Anthrax scare briefly closes ABC News office
NEW YORK (Hollywood Reporter) - A portion of a sixth-floor ABC News office housing "Good Morning America" was closed down for five hours Friday afternoon after an employee found a letter containing an unidentified white powder.
A portion of a floor in the building at 147 Columbus Ave. was shut down after 1 p.m. when the unnamed employee found the letter. Addressed to "Good Morning America" weatherman Sam Champion, the letter mentioned anthrax.
The area was sealed off, with employees still there, as police and hazardous-material specialists scoured the area and worked to identify the suspicious substance that had been sent with the letter. Initial tests on the substance were negative for anthrax, and the all-clear was given to return around 6 p.m.
ABC News said police were questioning a "person of interest" in connection with the case. The news organization said that "Good Morning America" operations would resume Friday and continue throughout the weekend. Even though tests for anthrax came back negative, the area would be thoroughly cleaned.
It was an uncomfortable reminder of the spate of anthrax attacks that hit network newsrooms and congressional offices in the weeks after the September 11 terrorist attacks. Anthrax attacks killed five of the 22 people who were affected.
The 7-month-old baby of an ABC News producer developed cutaneous anthrax a day his mother brought him to a party at the West 66th Street offices of ABC News. Letters with anthrax also were sent to two network anchors at the time: Dan Rather at "CBS Evening News" and Tom Brokaw at "NBC Nightly News." Neither anchor was injured, but Brokaw's assistant and another employee were affected by the anthrax.

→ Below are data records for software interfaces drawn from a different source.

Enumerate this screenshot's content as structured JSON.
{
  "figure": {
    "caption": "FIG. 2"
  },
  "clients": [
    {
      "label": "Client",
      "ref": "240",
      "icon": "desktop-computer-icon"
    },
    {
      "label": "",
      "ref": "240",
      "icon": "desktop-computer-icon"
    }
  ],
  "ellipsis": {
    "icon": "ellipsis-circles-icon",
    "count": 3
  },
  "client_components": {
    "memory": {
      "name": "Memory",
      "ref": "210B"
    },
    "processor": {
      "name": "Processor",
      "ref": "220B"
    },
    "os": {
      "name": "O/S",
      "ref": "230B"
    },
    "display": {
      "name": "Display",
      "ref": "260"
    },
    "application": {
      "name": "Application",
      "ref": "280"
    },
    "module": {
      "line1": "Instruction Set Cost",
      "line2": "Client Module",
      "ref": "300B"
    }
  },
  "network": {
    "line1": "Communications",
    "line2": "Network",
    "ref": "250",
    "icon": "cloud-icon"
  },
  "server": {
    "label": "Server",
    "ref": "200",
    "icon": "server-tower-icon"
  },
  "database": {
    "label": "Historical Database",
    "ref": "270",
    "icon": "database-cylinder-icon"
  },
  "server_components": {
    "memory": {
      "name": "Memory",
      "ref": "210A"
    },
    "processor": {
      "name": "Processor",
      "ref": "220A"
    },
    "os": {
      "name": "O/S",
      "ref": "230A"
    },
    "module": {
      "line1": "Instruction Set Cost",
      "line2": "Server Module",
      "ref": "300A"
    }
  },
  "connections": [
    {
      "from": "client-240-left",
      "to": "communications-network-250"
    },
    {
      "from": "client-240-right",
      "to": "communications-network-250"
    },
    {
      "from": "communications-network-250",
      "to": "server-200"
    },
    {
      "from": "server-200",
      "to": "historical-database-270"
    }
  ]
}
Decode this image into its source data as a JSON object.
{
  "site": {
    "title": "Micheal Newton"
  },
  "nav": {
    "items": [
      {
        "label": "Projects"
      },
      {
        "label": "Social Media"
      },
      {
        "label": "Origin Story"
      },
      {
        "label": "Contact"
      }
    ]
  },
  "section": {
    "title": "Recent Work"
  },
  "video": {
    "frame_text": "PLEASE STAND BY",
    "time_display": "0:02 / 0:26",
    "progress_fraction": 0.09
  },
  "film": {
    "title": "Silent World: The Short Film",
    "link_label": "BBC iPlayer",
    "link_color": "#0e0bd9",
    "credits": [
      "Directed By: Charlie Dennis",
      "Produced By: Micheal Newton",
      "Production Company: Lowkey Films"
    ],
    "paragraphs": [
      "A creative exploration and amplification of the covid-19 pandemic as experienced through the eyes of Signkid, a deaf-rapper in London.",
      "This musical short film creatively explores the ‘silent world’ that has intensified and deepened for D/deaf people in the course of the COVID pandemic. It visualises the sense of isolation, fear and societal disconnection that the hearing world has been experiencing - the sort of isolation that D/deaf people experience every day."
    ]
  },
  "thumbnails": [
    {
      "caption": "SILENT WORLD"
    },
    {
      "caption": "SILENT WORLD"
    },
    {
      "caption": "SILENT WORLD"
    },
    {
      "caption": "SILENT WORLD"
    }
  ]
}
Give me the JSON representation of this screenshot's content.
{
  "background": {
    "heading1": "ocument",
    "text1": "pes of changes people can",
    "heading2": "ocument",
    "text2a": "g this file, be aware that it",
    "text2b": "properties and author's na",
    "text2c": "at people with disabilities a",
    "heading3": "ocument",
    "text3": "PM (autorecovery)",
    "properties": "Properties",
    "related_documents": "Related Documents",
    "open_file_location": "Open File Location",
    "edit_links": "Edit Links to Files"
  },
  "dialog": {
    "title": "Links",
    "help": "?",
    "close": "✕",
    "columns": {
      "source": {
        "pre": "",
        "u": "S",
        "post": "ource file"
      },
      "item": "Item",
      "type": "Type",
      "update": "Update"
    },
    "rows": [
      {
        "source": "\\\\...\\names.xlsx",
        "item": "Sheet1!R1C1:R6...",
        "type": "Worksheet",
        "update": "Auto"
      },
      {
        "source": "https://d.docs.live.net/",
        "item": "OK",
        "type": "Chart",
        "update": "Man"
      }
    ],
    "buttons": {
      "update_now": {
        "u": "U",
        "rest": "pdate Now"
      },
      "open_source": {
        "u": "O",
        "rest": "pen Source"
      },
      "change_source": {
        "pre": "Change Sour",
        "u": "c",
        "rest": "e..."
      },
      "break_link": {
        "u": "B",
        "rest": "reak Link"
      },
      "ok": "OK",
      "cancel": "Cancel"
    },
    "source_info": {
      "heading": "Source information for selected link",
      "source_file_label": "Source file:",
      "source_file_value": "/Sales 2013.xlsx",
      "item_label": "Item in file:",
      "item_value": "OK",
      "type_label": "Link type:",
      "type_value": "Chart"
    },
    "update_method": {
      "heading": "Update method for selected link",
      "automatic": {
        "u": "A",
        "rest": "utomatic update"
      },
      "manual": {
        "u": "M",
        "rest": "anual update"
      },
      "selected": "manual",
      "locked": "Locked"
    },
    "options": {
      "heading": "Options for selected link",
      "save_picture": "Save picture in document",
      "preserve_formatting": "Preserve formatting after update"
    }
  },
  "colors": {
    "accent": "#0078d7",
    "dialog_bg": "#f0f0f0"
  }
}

"NBC Nightly News" offices were evacuated and sealed off for a monthslong cleaning. No arrest has been made in the attacks.